● THE PROBLEM:
Gather all lines in the records below that include the word "icon".

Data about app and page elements
+--

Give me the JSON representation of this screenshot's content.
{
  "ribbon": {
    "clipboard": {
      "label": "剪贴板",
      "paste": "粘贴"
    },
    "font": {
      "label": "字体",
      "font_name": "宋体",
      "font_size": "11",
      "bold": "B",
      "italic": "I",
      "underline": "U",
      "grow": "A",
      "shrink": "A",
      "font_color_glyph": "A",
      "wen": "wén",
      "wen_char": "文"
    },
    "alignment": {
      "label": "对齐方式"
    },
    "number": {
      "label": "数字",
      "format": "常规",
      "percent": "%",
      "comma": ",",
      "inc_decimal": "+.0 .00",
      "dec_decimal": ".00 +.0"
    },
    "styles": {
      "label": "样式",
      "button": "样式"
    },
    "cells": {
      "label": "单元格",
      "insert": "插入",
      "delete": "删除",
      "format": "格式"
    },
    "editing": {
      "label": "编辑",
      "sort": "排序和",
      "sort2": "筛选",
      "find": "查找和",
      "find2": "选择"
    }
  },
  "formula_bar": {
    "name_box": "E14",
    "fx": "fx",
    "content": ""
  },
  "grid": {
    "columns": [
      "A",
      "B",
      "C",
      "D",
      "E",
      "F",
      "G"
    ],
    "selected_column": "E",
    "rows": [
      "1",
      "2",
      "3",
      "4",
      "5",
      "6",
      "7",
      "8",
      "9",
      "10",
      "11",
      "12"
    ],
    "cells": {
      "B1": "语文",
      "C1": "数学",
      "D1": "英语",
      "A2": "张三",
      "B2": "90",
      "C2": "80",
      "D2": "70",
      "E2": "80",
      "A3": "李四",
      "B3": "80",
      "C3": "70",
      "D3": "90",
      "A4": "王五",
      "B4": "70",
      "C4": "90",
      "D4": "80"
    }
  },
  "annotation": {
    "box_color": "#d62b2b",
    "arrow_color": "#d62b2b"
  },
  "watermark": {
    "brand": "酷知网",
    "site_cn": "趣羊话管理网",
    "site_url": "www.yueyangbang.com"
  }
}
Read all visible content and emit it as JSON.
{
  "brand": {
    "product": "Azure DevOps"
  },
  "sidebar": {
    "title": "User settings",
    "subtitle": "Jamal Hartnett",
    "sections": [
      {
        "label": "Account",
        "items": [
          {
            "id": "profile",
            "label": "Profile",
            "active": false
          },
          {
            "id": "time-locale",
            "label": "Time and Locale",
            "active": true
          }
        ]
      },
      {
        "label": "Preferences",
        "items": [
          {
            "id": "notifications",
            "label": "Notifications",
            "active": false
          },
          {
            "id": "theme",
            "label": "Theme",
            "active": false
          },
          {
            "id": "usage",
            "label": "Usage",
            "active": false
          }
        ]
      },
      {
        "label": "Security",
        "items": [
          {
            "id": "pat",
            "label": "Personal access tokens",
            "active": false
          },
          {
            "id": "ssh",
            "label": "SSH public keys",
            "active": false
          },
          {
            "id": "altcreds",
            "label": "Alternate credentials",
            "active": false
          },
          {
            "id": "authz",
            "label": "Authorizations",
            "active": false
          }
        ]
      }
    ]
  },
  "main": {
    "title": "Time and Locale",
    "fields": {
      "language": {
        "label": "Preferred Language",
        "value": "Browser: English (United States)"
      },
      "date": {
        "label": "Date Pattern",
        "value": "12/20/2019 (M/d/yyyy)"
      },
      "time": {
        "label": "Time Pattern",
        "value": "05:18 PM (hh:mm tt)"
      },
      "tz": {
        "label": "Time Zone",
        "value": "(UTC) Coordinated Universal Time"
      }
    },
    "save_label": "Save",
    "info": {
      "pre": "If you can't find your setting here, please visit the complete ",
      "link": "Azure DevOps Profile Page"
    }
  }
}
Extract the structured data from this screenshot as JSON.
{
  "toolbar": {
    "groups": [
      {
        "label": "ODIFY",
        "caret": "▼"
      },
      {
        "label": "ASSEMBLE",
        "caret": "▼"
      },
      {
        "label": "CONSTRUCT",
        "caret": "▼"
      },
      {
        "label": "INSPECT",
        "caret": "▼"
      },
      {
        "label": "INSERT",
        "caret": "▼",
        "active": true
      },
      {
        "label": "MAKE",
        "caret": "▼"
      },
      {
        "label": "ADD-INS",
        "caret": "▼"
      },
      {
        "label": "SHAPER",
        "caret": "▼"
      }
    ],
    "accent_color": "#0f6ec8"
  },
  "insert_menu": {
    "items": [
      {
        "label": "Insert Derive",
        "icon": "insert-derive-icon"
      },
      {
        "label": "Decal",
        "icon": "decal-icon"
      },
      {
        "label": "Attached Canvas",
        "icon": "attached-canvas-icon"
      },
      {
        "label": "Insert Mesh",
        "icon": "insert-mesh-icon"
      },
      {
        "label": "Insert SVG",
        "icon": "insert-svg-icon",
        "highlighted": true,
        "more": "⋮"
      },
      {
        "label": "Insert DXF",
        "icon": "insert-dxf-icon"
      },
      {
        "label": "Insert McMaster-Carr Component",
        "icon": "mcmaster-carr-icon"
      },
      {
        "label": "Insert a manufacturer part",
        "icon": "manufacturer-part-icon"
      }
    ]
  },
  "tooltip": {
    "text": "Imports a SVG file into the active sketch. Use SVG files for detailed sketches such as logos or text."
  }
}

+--

● RESULT:
        "icon": "insert-derive-icon"
        "icon": "decal-icon"
        "icon": "attached-canvas-icon"
        "icon": "insert-mesh-icon"
        "icon": "insert-svg-icon",
        "icon": "insert-dxf-icon"
        "icon": "mcmaster-carr-icon"
        "icon": "manufacturer-part-icon"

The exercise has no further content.